ABOUT THIS EXERCISE: State the number of lines in the records beneath that hold the word "battery", and add nothing.

--- START ---

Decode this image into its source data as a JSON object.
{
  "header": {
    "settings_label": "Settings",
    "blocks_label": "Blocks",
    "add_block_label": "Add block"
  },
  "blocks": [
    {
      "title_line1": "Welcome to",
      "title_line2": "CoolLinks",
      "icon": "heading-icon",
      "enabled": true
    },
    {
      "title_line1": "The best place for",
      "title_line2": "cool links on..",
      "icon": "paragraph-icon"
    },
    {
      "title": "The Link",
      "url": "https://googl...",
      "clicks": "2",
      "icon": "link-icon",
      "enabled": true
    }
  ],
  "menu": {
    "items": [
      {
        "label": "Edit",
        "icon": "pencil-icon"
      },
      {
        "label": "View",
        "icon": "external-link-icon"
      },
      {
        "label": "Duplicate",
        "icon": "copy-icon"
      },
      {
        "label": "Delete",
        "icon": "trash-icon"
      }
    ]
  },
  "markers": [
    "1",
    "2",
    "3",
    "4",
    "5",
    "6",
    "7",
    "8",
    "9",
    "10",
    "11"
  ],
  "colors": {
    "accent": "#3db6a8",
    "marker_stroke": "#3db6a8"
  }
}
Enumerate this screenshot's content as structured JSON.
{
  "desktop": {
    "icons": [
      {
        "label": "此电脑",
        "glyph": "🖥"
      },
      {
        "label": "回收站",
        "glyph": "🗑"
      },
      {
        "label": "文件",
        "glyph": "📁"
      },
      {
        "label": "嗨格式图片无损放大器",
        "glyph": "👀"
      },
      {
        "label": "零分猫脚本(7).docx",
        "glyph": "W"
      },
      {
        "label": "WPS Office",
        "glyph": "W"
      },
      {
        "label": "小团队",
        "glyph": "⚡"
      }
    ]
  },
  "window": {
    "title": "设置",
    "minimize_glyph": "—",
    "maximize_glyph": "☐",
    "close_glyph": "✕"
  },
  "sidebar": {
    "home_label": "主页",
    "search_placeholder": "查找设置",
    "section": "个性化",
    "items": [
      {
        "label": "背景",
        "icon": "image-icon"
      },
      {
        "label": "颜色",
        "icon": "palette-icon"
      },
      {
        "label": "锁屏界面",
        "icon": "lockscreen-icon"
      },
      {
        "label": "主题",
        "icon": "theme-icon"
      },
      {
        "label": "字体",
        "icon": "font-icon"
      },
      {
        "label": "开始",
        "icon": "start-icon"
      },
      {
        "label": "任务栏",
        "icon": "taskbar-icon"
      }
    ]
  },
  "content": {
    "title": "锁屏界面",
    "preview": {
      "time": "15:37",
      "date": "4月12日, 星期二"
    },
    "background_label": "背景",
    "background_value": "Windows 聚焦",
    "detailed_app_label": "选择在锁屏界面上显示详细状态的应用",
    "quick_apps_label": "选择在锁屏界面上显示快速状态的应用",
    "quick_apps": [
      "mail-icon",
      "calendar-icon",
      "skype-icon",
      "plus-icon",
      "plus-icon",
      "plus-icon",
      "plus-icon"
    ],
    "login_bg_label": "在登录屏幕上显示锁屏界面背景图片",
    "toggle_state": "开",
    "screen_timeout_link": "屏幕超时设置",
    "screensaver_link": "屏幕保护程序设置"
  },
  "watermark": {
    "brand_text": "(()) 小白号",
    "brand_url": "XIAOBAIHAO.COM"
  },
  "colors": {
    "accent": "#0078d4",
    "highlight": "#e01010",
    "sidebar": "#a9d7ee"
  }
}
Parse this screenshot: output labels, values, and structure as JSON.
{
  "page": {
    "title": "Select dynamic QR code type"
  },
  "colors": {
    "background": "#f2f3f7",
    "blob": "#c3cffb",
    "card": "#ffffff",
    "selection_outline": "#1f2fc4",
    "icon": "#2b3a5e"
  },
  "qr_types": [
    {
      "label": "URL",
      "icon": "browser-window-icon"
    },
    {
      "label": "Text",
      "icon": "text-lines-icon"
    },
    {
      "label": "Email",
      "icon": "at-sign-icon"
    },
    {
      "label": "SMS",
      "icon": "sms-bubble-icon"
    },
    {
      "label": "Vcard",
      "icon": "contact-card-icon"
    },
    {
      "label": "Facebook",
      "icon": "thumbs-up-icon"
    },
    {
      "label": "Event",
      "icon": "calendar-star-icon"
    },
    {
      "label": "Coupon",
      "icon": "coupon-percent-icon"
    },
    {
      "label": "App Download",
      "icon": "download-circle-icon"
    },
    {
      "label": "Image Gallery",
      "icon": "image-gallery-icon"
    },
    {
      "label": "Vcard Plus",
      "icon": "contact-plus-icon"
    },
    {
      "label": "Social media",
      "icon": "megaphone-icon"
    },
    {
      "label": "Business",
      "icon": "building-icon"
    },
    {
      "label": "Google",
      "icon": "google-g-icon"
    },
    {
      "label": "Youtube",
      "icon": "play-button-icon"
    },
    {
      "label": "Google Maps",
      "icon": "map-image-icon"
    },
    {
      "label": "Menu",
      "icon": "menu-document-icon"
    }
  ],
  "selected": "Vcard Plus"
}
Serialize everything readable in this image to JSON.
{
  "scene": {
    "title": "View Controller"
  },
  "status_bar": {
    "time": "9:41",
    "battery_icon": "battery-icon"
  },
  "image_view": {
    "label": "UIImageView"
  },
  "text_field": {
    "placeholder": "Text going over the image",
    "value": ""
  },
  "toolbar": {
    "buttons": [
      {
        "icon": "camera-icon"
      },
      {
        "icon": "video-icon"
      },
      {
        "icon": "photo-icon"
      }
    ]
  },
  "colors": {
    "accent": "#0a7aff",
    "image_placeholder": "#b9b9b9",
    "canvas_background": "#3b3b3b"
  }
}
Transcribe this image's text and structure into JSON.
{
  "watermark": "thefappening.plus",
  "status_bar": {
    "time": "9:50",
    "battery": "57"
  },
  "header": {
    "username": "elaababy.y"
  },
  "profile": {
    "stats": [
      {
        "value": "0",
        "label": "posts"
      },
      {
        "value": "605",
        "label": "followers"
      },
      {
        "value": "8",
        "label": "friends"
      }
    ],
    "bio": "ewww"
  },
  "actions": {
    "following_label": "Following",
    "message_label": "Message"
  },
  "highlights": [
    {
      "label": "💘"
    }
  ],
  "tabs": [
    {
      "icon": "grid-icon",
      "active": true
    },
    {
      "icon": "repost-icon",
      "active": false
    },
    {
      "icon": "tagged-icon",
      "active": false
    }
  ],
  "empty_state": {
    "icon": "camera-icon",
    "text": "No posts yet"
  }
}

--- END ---

ANSWER AREA: 2